====== Data for review

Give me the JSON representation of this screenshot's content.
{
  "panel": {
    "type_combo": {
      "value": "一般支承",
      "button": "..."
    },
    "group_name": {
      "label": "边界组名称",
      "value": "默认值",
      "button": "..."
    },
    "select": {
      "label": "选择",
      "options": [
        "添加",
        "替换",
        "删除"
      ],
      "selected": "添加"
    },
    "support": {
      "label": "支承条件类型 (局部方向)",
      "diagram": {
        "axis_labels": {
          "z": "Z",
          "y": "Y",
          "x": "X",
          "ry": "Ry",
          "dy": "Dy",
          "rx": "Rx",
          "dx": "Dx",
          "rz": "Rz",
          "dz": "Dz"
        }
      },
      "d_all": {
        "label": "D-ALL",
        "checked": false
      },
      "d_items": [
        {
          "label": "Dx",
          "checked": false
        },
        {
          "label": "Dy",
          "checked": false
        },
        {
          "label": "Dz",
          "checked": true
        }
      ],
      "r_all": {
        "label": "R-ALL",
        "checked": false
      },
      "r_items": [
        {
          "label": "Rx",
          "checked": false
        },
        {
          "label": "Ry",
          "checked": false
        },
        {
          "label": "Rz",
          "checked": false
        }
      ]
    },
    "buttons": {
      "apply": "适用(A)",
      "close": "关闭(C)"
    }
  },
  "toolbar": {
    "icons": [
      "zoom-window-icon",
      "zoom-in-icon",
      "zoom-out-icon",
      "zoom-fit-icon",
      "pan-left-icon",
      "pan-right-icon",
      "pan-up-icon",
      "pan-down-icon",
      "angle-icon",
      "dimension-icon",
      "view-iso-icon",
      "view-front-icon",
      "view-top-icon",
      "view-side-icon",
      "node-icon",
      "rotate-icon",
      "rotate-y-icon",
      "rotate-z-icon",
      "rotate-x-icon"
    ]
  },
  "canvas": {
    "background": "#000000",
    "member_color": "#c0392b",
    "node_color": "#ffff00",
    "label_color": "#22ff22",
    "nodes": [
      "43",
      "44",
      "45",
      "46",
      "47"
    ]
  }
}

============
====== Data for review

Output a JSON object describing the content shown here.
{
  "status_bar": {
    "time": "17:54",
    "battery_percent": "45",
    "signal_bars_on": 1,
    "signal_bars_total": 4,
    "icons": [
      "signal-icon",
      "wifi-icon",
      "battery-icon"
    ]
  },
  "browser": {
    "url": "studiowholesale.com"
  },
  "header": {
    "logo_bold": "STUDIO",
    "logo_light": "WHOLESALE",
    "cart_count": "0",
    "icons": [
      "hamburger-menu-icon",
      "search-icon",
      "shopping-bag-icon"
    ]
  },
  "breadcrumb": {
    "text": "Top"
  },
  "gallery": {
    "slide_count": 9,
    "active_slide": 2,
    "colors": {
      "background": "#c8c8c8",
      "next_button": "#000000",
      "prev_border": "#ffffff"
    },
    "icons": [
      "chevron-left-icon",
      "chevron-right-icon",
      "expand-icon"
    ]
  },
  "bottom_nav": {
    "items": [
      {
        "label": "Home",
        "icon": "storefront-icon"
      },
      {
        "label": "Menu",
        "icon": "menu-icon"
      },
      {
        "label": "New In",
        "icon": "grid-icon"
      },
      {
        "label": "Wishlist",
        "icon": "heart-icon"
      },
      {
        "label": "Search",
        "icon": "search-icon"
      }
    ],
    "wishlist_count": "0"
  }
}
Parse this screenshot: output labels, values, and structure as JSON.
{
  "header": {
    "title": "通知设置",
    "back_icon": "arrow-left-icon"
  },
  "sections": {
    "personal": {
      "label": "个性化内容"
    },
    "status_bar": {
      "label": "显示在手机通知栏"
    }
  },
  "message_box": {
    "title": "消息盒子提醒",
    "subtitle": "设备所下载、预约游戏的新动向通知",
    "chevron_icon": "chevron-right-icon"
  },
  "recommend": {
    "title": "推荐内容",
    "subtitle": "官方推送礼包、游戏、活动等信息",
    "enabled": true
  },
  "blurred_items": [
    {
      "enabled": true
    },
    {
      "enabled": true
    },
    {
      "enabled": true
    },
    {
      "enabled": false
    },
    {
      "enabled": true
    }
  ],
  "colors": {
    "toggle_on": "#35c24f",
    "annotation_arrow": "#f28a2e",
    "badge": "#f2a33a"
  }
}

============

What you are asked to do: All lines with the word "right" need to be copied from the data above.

Task result:
      "pan-right-icon",
      "chevron-right-icon",
    "chevron_icon": "chevron-right-icon"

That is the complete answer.